A well known Seyfert 2 galaxy NGC 1068 was observed in ALMA Band 7 and 9 by García-Burillo et al. (2014; see Figure 2.2), with an aim to investigate the molecular fuelling and the feedback processes in this galaxy. They find that the CO(3-2) emission is distributed throughout the starburst ring and the bar/inter-bar region, but the dense gas tracers (HCO+, HCN, CS) are mainly found near the r~200pc circum-nuclear disk. From their kinematical analysis, they suggest a molecular outflow of dM/dt ~ 63 Msolar/yr from the circum-nuclear disk region. The same galaxy was observed in ALMA Band 3 by Takano et al. (2014), who find that the SO, HC3N, and CH3CN molecules are concentrated in the circum-nuclear disk, the CS and CH3OH molecules are distributed in both the circumnuclear disk and the starburst ring, and 13CO and C18O are distributed along the starburst ring. NGC 1068 was observed more recently at high resolution in CO J=6-5 and 432 micron continuum by García-Burillo et al. (2016), resolving the circum-nuclear disk for the first time.

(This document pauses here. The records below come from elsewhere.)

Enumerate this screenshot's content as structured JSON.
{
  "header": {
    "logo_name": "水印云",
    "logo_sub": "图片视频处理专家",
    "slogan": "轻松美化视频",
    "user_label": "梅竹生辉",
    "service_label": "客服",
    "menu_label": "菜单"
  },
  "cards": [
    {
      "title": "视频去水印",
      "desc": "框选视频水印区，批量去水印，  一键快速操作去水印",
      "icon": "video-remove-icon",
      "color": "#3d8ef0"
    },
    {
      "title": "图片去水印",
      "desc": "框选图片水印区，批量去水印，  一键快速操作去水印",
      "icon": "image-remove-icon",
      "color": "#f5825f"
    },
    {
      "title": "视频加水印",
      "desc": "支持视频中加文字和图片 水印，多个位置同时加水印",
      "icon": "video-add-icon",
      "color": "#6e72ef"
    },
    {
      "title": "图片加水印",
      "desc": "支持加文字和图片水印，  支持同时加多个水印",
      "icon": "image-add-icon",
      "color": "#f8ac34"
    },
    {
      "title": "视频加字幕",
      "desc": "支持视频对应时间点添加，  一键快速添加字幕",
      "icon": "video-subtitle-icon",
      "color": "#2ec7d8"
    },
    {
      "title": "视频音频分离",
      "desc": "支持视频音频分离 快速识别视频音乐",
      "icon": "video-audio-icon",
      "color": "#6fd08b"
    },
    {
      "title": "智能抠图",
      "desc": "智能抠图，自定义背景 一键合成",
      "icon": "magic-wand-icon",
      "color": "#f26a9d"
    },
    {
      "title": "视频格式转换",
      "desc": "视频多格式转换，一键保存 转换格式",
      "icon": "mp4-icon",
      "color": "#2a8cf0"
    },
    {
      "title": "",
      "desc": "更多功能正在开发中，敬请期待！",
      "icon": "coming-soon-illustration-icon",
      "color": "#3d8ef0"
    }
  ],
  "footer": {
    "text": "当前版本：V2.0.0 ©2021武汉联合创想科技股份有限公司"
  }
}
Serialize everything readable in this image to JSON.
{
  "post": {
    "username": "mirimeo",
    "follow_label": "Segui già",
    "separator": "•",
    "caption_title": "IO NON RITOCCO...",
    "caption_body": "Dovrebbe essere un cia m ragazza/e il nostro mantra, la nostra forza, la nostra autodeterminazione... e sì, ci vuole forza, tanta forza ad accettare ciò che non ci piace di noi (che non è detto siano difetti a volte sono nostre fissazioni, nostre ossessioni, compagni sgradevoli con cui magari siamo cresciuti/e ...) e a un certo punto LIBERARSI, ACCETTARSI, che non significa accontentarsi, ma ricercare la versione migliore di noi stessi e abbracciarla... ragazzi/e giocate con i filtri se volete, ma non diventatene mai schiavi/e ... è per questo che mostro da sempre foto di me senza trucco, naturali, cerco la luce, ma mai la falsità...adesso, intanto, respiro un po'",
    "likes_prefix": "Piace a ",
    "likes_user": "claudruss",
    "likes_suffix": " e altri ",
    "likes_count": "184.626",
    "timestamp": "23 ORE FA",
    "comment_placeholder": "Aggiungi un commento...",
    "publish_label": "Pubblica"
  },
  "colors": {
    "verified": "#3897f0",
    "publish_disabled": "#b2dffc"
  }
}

Figure 2.2: ALMA image of the CO J=3-2 integrated intensity toward the galaxy NGC 1068. Figure from García-Burillo et al. (2014).

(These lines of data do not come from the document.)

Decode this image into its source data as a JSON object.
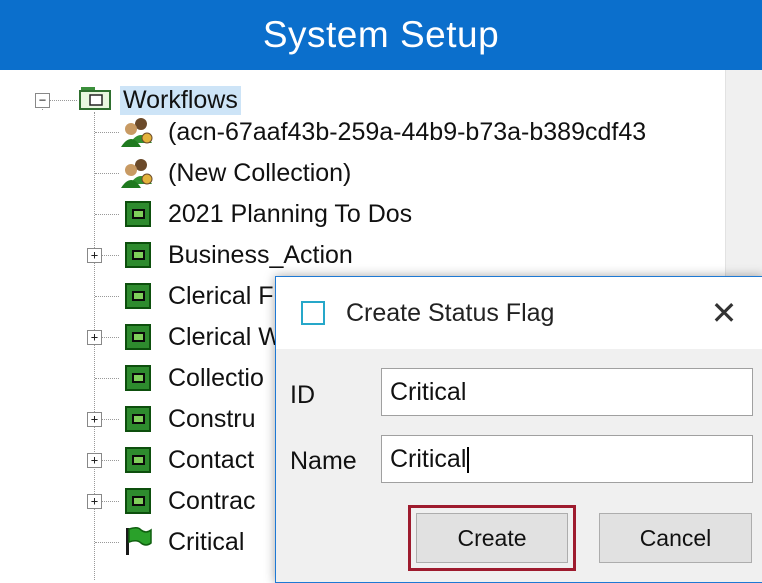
{
  "header": {
    "title": "System Setup"
  },
  "tree": {
    "root": {
      "label": "Workflows",
      "expander": "−"
    },
    "children": [
      {
        "label": "(acn-67aaf43b-259a-44b9-b73a-b389cdf43",
        "icon": "people-icon",
        "expander": ""
      },
      {
        "label": "(New Collection)",
        "icon": "people-icon",
        "expander": ""
      },
      {
        "label": "2021 Planning To Dos",
        "icon": "workflow-icon",
        "expander": ""
      },
      {
        "label": "Business_Action",
        "icon": "workflow-icon",
        "expander": "+"
      },
      {
        "label": "Clerical F",
        "icon": "workflow-icon",
        "expander": ""
      },
      {
        "label": "Clerical W",
        "icon": "workflow-icon",
        "expander": "+"
      },
      {
        "label": "Collectio",
        "icon": "workflow-icon",
        "expander": ""
      },
      {
        "label": "Constru",
        "icon": "workflow-icon",
        "expander": "+"
      },
      {
        "label": "Contact",
        "icon": "workflow-icon",
        "expander": "+"
      },
      {
        "label": "Contrac",
        "icon": "workflow-icon",
        "expander": "+"
      },
      {
        "label": "Critical",
        "icon": "flag-icon",
        "expander": ""
      }
    ]
  },
  "dialog": {
    "title": "Create Status Flag",
    "close": "✕",
    "id_label": "ID",
    "id_value": "Critical",
    "name_label": "Name",
    "name_value": "Critical",
    "create_button": "Create",
    "cancel_button": "Cancel"
  },
  "colors": {
    "header_bg": "#0b6fcc",
    "highlight": "#9e1b2e",
    "selection": "#cde4f7"
  }
}
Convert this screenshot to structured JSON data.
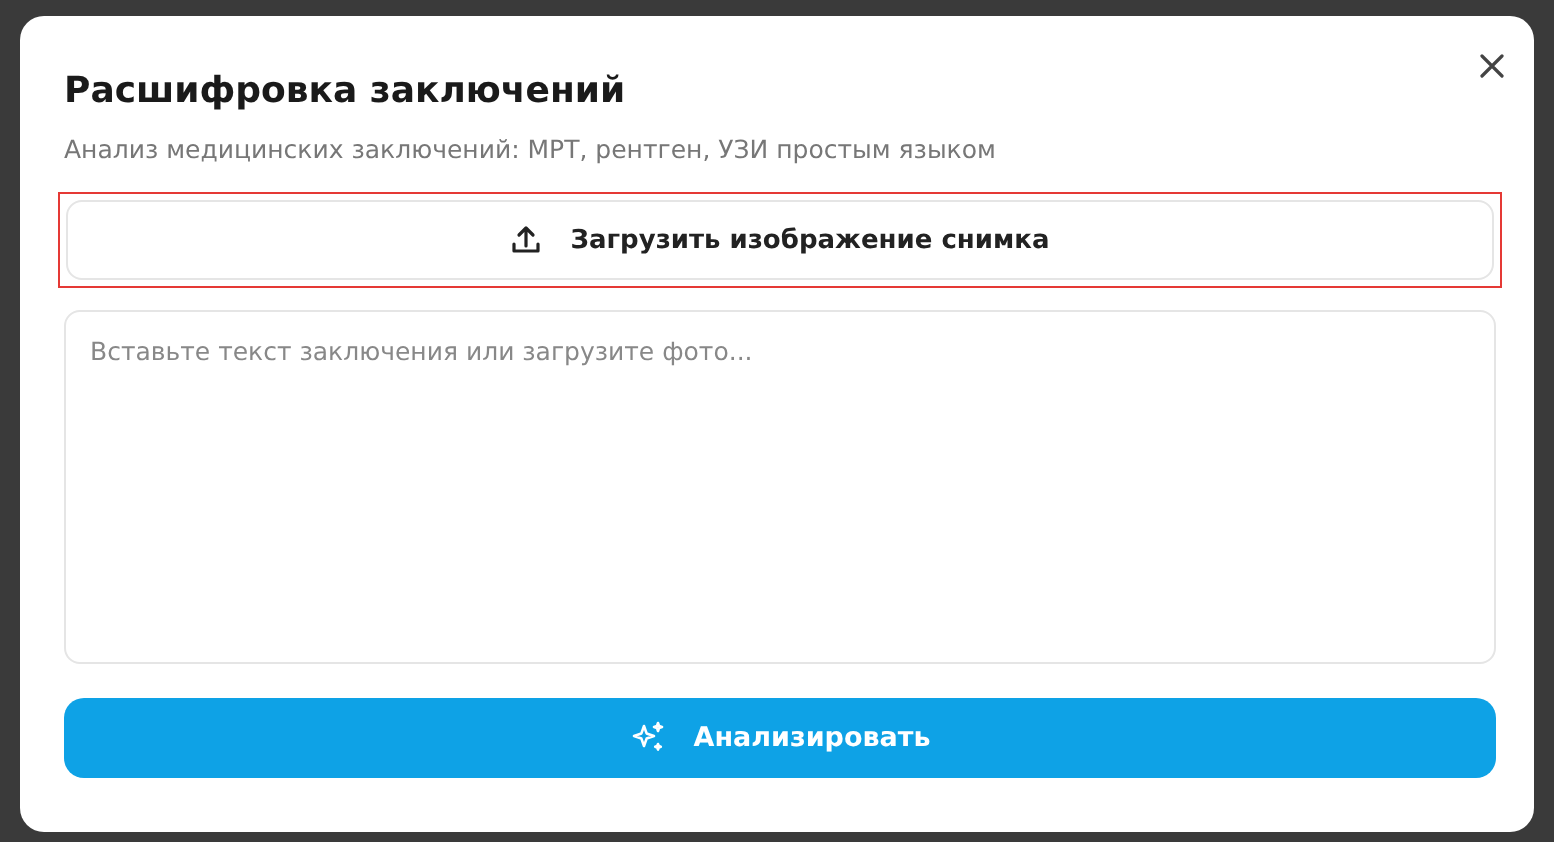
{
  "dialog": {
    "title": "Расшифровка заключений",
    "subtitle": "Анализ медицинских заключений: МРТ, рентген, УЗИ простым языком",
    "upload_button": {
      "label": "Загрузить изображение снимка",
      "highlighted": true
    },
    "report_field": {
      "placeholder": "Вставьте текст заключения или загрузите фото..."
    },
    "analyze_button": {
      "label": "Анализировать"
    }
  }
}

Bolatto et al. 2013, Nature, 499, 450
Fathi et al. 2013, ApJ, 770, 27
García-Burillo et al. 2014, A&A, 567, 125
García-Burillo et al. 2016, ApJ, 823, 12
Izumi et al. 2013, PASJ, 65, 100
Takano et al. 2014, PASJ, 66, 75
Merging galaxies and ULIRGs
The star formation rate in ultraluminous infrared galaxies (ULIRGs) is typically 10-100 times higher per unit mass of ISM than quiescent disk galaxies. As the closest ULIRG, Arp 220 has been frequently studied at all wavelengths to understand what drives the high star formation rate. Arp 220 contains two galactic nuclei separated by 412 pc. Scoville et al. (2017; see Figure 2.3) obtained ALMA images of the central region of Arp 220 at 37 pc resolution to resolve the internal gas distribution and kinematics of both galactic nuclei for the first time.
Figure 2.3: ALMA images of the integrated CO J=1-0 line flux (top panels) and mean velocity (bottom panels) for the two nuclei in Arp 220 at 37 pc resolution. Figure from Scoville et al. (2017).
Scoville et al. 2017, ApJ, 836, 66
Using the Science Verification data, Yusef-Zadeh et al. (2013; see Figure 2.4) studied the SiO emission near the central region of the Milky Way. They find from the ALMA observations that the interior of the circumnuclear molecular ring is not completely filled with ionized gas, as they found 11 clumps of molecular gas within 0.6 pc of Sgr A*. Based on the observed SiO spectra they suggest some of the clumps have protostellar outflows, indicating star formation may be ongoing close to the Galactic Center.
Figure 2.4: A combined ALMA and Very Large Array (VLA) image of the Galactic Center. The supermassive black hole is marked by its traditional symbol Sgr A*. The red and blue areas, taken with ALMA, map the presence of SiO, an indicator of star formation. The blue areas have the highest velocities, blasting out at 150-200 km/s. The green region, imaged with the VLA, traces hot gas around the black hole and corresponds to an area 3.5 x 4.5 light-years. Credit: Yusef-Zadeh et al. (2013), ALMA (ESO, NAOJ, NRAO), NRAO/AUI/NSF.
Yusef-Zadeh et al. 2013, ApJ, 767, 32